People often avoid and isolate those who are grieving or have terminal illnesses, either literally or emotionally. They don’t know what to say or how to act — staying far enough away to preclude being able to really relate. They change the topic to the luck of it all or steer clear of talking about the elephant in the room. We need to keep a comfortable distance from another’s tragic fate and the reality that it could happen to us. It helps to remove ourselves and focus on the interesting coincidence, the positive, and how things could have been worse.
Gratitude can foster resilience to better help weather life’s misfortunes.
It’s one thing, however, to cope with our own tragedies by focusing on the silver lining and maintaining a positive perspective. Focusing on the positive can be adaptive as a way to feel hope and not sink into despair, giving us time to adjust. Similarly, gratitude, achieved from within through genuine, hard-earned acceptance and perspective can foster resilience to weather misfortune.

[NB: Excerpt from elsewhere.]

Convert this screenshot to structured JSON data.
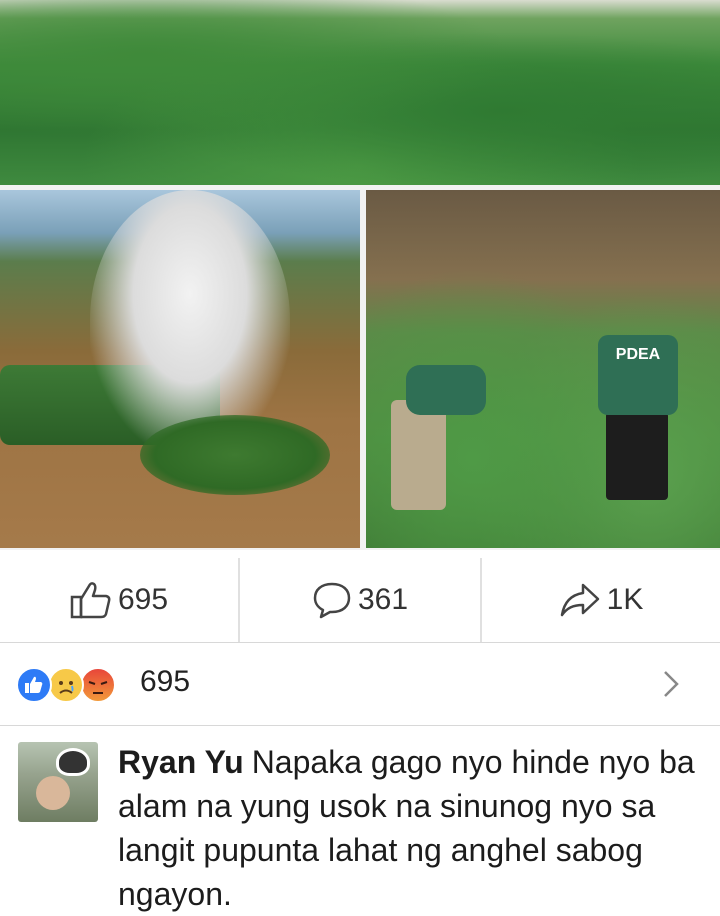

But when someone we care about is suffering tragedy or ill fate, understanding their subjective experience by listening carefully and following their lead can inform our sense of how to respond in a way that would be comforting to them. Some people do need to avoid facing painful realities at times and feel better when others join with them in this way. In that situation, however, an optimistic perspective is truly an empathic response that emerges from sensing where the other person is, rather than from one’s own anxiety or helplessness. Warning signs that you may be at risk for imposing your own discomfort onto your friend or loved one, rather than being with them include feeling anxious to do something and make things better, or feeling awkward and wanting to get away.
Though it may be a well-kept secret, many people going through such tragedies privately talk of feeling isolated emotionally. Sensing that those around them feel uncomfortable, they are forced to protect family and friends from having uncomfortable feelings. They are left with nowhere to turn. Being a true friend is to have courage to step into your loved one’s shoes so they don’t feel alone or have to take care of you. Before you tell someone stricken by tragedy how lucky they are, take a moment to consider whether you would want to trade places so you could be the “lucky” one.
Margolies, L. (2011). You Should Be So Lucky: Dealing with Tragedy. Psych Central. Retrieved on November 1, 2014, from http://psychcentral.com/lib/you-should-be-so-lucky-dealing-with-tragedy/0009778
Last reviewed: By John M. Grohol, Psy.D. on 30 Jan 2013
Published on PsychCentral.com. All rights reserved.